The town of Huntington is changing its code in order to crack down on cell phone towers, the board concluded at its meeting yesterday.
In the current code, which has not been updated since 1998, cell phone companies like AT&T need to come to the Huntington town board before building any towers. The board then approves or disapproves that request and outlines any necessary restrictions.
This code, the board decided yesterday, must be altered to reflect new technology; these days, cell phone companies don’t rely entirely on towers anymore.
“What’s happening now is that instead of companies coming in and erecting cell towers, they’re putting up units along the poles to cover the gaps in service instead of putting a cell tower up, but they’re used like cell towers,” said Deputy Supervisor Patricia Delcol.
When installing a full tower, telephone companies are required to come before the town to receive a permit and site plan. But since cell boxes are not reflected in the code, virtually no restrictions are placed on them.
Now, the revised town code will apply the same restrictions to boxes as it does to towers.

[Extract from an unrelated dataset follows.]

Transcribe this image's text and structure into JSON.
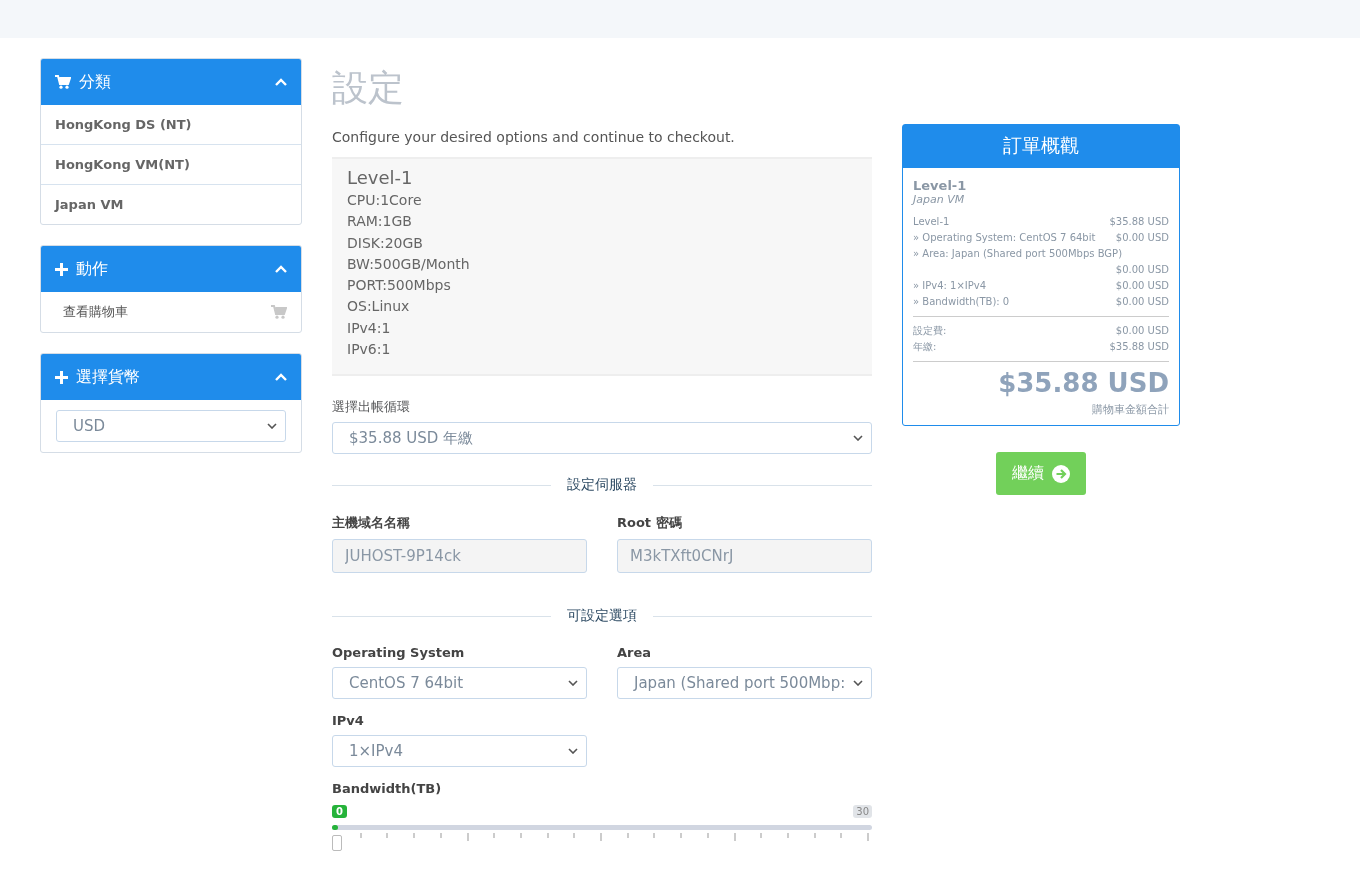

“We’ve gotten a lot of calls from homeowners who walk out and see this thing hanging on their pole saying, ‘Hey, what’s up with this.’ Just because it’s on a telephone pole doesn’t mean it shouldn’t need to have a permit,” said Town Attorney Cindy Elan-Mangano.
The updated code will apply to any future installations cell phone companies want to make, as well as to current the current boxes that many residents have been complaining about. The companies must legalize existing structures by applying for a permit. Otherwise, according to DelCol, the town will take action.
This code modification is part of a larger plan the board has been pushing to ensure any technology is regulated when it’s in the town’s right of way.
“As the cell towers are increasing, we’re trying to be more and more restrictive, and doing it correctly so that we get the right fees for the residents and have control over it,” said supervisor Frank Patrone.
These restrictions placed upon full towers include height, location, and the type of equipment that can be put up.
The board made clear that it is trying its best to keep cell towers from being intrusive on its residents. Don McKay, director of parks for the town of Huntington, explained that there are not currently any plans to put towers up in public parks.
“They’ve tried in the past, but I think the town board’s position is that people go to parks to escape that sort of thing,” said McKay. “But if it’s in a park that’s developed like say the ice rink where it’s not going to be noticed, then that would be fine.”
McKay pointed to a recent example where AT&T wanted to put a tower on Long Island’s highest point, James Hill in West Hills County Park, but this request was denied because it was considered too intrusive.